We trade some early damage in game 1, until I am forced on the defensive thanks to the Elves’ removal and a 4/5 Tarmogoyf, which pretty much can eat anything I have. I try to trick my opponent into blocking a Safehold Elite, hoping to take it out with the Giant Growth in my hand, but he just shrugs and lets it through. I instead am forced to play out another blocker, and it’s suddenly a struggle just to keep out of Profane Command range. Eventually I run out of ways to block, and Profane Command comes and finishes me off.

The second game is a blowout. While we both make creatures early and smash them into each other, he has the option of killing my guys and regurgitating his own thanks to Profane Command, which he happily does, more than once. Also, Mercy Killing is only great if those three 1/1 tokens that you just gave your opponent aren’t suddenly 2/2’s thanks to Imperious Perfect. Rabbits!

The thoughts about my experience: Well, for a beatdown deck, I’m surprised at how it didn’t. But it could just be user error …

Mono-Green Aggro: You’re Doing it Wrong

Not quite ready to cash in my Green chips yet, I decided to poke around the Internetz and see what I could find. Lo and behold, Star City had a pair of big Standard tournaments this weekend … and what’s this? A Mono-Green Aggro deck in the Top 8?

As some people in the forums suggested, it appears that the way forward is to use the great Green/White “Godly” enchantment, Shield of the Oversoul, and to maximize its effectiveness by using as many Green/White hybrid creatures as you can. Daniel’s deck also uses Wilt-Leaf Liege ($9) to continue on with the maximization, and runs a total of 19 Green/White creatures. Certainly the Shield merits some consideration, and while the Liege is out of the price scope of this column, you could certainly use them if you had some.

Some other suggestions from the forums:

Flame Javelin: True, it’s a four-mana burn spell that this deck could play, and it’s not like you should reasonably expect your Faeries opponent to Spellstutter it (if they can, you’re probably going to lose anyway) – but six mana is a hefty investment. At five mana, Overrun should win you the game. It’s possible that you would need to use Flame Javelin on a Wilt-Leaf Liege or a Mistbind Clique just to not die.

Moonglove Extract: I like this idea much better. Not that the deck needs another three-drop (it probably doesn’t), but it is colorless removal that takes care of a lot of problem guys: Scion of Oona, Imperious Perfect, Lord of Atlantis, Kitchen Finks, and Rhys the Redeemed, for example. The two damage is not inconsequential in today’s Standard, although you may end up having to couple it with some combat damage to take care of the bigger boys.

Elvish Hexhunter: Now that Shield of the Oversoul seems to have a place in Standard, it would appear that Elvish Hexhunter could be quite beneficial. My only concern would be pulling out of the one-casting-cost critters, which both seem to be necessities. But a good sideboard choice – better than Gleeful Sabotage, I bet.

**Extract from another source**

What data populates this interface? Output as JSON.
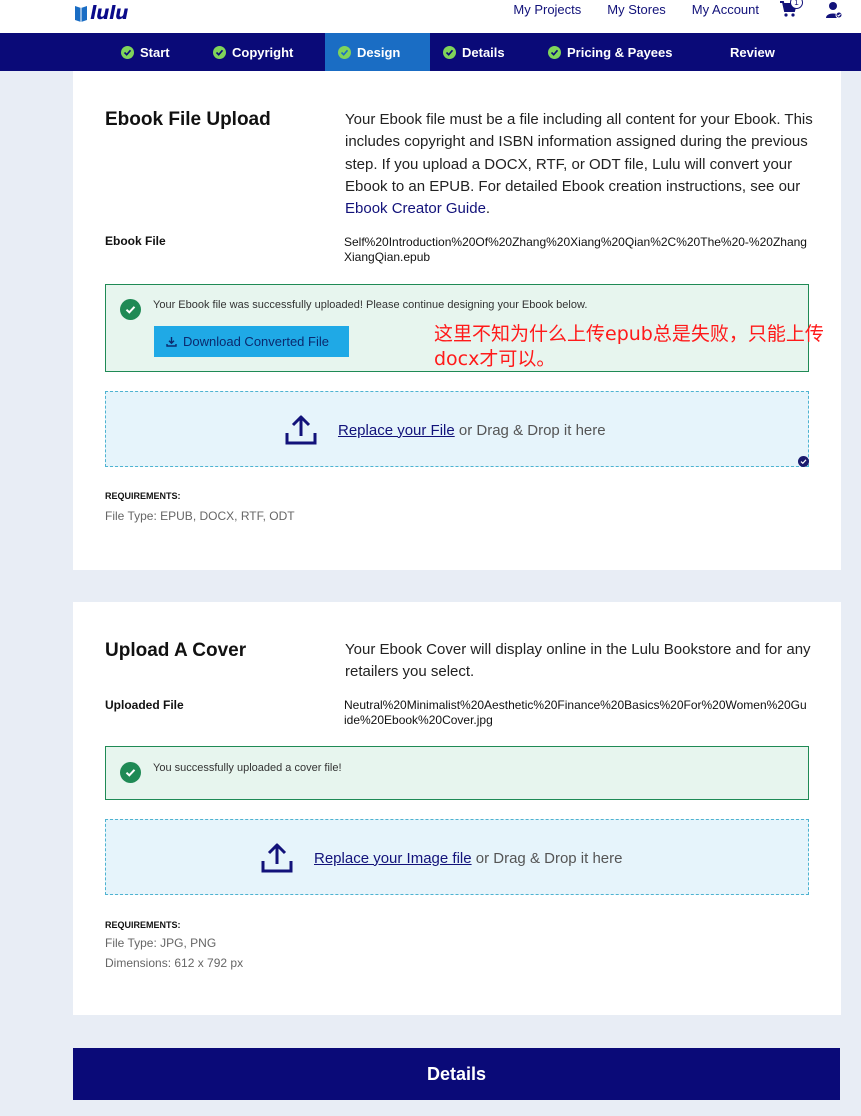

Thornweald Archer: Blocking flying, great. Deathtouch against guys toting Shield of the Oversoul… not really helpful. What other big flying thing is out there?

The deck does need more of a game against Faeries. Daniel used both Squall Line ($1) and Cloudthresher ($5), and I could see Jagged-Scar Archers maybe having some impact – it will always kill a Faerie token, at least. Or should.

Durn Faeries.

In the interest of trying out the Flame Javelin, I’ve put two in the sideboard. The deck has gone up to 12 Green/White creatures to double up on the Shield, and has replaced the Spike Feeders with two Jagged-Scar Archers. There are now 18 Elves in the deck, enough to fuel both Jagged-Scar Archers and Wren’s Run Vanquisher.

Thanks for everyone’s input!

Until next week!